Where the data below has the string "color", return the whole line.

Start of SUPPLIED RECORDS

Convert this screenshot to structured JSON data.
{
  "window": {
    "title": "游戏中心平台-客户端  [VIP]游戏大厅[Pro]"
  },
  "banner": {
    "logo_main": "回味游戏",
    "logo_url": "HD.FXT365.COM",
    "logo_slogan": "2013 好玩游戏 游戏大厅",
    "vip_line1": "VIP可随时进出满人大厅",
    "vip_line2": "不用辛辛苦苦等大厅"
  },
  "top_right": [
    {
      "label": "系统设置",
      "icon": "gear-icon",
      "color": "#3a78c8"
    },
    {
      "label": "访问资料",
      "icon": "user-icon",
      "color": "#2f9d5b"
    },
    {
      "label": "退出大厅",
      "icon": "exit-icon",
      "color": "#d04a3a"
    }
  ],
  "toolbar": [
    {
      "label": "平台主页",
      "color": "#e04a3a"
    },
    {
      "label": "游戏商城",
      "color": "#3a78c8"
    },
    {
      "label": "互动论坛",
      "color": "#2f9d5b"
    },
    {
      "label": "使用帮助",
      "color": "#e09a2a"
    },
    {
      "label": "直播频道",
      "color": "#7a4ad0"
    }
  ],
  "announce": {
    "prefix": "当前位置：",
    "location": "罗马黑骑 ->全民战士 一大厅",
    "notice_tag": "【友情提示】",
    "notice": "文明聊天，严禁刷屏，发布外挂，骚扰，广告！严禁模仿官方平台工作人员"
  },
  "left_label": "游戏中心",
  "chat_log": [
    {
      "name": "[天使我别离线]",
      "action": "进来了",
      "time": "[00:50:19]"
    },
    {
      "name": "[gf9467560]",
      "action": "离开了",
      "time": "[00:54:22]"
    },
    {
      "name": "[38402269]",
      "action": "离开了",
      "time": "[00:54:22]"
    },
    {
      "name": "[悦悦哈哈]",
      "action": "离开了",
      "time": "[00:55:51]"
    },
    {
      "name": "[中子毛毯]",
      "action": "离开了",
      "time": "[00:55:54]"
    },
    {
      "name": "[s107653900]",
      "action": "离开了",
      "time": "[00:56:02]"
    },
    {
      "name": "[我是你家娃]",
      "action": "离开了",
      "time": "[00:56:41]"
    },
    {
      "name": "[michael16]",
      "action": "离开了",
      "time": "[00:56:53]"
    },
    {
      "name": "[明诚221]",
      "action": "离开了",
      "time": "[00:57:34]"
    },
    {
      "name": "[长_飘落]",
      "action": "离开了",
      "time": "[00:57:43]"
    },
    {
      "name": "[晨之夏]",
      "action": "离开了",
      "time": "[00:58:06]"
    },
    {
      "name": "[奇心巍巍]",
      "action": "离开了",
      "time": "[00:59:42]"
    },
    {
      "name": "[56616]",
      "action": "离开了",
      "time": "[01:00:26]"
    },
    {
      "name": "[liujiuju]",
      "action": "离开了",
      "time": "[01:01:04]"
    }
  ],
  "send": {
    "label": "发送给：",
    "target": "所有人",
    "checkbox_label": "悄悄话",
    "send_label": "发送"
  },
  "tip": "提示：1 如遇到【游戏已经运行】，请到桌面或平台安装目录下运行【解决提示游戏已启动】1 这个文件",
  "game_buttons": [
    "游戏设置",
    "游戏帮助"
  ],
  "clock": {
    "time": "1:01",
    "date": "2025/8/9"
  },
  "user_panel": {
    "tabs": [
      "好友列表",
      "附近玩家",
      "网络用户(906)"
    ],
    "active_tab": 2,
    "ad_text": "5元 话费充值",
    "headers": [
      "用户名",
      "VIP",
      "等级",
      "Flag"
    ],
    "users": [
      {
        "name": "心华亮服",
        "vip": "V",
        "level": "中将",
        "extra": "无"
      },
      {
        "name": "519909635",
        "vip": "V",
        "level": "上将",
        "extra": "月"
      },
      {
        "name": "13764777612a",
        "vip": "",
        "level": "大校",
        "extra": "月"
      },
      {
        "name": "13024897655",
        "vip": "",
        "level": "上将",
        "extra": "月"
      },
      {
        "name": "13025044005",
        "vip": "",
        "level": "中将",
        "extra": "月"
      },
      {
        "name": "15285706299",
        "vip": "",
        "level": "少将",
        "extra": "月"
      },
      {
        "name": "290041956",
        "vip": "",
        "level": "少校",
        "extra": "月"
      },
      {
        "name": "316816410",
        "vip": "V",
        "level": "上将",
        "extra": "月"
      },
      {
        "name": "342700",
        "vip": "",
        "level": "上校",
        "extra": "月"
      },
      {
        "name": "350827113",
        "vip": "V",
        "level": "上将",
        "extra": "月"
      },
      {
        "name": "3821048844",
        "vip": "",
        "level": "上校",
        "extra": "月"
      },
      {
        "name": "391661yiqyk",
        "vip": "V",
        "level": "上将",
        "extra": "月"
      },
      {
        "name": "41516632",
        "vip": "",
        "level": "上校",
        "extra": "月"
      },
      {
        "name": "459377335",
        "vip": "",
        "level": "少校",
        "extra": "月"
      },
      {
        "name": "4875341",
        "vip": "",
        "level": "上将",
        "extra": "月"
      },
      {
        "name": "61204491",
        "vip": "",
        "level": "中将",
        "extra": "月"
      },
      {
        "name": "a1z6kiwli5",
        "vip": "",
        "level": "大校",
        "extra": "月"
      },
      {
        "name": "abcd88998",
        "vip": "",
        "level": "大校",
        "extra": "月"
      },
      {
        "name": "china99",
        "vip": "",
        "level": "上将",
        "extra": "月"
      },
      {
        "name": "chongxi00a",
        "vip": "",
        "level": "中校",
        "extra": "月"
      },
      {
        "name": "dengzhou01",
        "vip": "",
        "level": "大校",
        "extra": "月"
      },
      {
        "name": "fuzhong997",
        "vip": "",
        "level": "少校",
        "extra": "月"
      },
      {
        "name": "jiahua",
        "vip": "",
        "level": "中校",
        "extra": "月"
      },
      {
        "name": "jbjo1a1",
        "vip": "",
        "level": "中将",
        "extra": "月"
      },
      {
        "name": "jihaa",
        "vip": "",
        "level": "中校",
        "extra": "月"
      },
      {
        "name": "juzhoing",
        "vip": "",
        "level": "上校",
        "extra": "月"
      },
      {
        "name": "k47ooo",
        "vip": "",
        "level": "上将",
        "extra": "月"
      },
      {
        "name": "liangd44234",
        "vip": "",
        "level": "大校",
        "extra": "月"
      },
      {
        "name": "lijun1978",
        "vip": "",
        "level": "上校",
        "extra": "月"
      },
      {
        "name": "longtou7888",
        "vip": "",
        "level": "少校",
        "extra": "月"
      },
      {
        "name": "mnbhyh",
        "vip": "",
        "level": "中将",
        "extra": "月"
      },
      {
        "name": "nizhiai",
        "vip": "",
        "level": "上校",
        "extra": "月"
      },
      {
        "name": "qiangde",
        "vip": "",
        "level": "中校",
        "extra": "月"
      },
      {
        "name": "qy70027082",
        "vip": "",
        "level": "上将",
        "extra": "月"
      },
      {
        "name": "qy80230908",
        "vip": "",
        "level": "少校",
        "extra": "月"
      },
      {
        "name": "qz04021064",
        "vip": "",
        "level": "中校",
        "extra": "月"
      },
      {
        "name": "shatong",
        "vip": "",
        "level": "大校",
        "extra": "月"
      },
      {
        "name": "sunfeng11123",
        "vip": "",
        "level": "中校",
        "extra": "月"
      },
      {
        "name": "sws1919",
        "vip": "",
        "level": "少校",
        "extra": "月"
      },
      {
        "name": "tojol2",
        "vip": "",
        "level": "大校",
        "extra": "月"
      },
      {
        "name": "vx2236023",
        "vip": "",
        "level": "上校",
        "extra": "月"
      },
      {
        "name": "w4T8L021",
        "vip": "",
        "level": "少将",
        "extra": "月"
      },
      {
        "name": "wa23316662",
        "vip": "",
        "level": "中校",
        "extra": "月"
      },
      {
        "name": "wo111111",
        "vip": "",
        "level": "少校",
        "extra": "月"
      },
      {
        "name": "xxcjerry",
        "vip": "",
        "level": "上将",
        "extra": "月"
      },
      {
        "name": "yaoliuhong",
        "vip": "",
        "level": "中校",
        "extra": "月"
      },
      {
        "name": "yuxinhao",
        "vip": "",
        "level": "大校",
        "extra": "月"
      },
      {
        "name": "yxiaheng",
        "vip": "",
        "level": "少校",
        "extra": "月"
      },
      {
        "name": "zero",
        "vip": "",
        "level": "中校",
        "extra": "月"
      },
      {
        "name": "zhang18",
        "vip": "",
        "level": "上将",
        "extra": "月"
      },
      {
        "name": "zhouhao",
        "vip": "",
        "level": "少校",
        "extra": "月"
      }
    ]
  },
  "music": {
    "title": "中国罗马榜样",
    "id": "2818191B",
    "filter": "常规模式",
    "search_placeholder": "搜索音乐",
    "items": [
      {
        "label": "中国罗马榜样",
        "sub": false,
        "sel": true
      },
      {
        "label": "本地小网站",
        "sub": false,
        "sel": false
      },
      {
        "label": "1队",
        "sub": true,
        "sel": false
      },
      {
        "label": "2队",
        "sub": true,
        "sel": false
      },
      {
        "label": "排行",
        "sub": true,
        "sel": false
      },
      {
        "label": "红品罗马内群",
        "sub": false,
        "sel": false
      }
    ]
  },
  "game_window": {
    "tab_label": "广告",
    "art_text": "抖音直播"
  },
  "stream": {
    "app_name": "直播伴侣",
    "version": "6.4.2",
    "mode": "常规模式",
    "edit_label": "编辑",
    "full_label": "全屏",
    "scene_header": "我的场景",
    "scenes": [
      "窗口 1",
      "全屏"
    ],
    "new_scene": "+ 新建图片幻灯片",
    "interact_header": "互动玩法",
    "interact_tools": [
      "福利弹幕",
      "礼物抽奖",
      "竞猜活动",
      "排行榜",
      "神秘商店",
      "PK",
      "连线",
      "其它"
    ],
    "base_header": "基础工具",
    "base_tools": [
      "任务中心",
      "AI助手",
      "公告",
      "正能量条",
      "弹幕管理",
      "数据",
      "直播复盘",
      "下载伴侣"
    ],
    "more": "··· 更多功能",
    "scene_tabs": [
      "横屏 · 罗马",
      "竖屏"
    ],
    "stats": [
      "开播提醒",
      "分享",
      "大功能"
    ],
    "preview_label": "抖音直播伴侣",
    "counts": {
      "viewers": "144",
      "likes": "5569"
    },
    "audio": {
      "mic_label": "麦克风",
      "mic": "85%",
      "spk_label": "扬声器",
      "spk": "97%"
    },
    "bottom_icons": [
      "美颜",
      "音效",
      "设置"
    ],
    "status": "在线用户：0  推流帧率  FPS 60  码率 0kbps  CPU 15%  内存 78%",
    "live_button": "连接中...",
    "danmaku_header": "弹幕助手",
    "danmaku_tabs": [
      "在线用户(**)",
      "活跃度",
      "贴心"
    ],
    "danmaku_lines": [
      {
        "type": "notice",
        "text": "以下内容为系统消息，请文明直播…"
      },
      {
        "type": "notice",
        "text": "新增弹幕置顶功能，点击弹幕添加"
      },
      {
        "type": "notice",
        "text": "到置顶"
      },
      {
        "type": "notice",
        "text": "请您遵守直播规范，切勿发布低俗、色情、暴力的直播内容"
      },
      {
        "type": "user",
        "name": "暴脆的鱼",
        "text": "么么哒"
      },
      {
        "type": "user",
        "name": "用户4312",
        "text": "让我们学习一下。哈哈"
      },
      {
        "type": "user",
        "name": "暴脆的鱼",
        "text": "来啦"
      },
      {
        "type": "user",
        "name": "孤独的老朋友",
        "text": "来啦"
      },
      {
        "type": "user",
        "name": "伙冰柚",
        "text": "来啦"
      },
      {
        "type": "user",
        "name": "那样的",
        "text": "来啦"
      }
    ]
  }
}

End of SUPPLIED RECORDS

- TASK ANSWER:
      "color": "#3a78c8"
      "color": "#2f9d5b"
      "color": "#d04a3a"
      "color": "#e04a3a"
      "color": "#3a78c8"
      "color": "#2f9d5b"
      "color": "#e09a2a"
      "color": "#7a4ad0"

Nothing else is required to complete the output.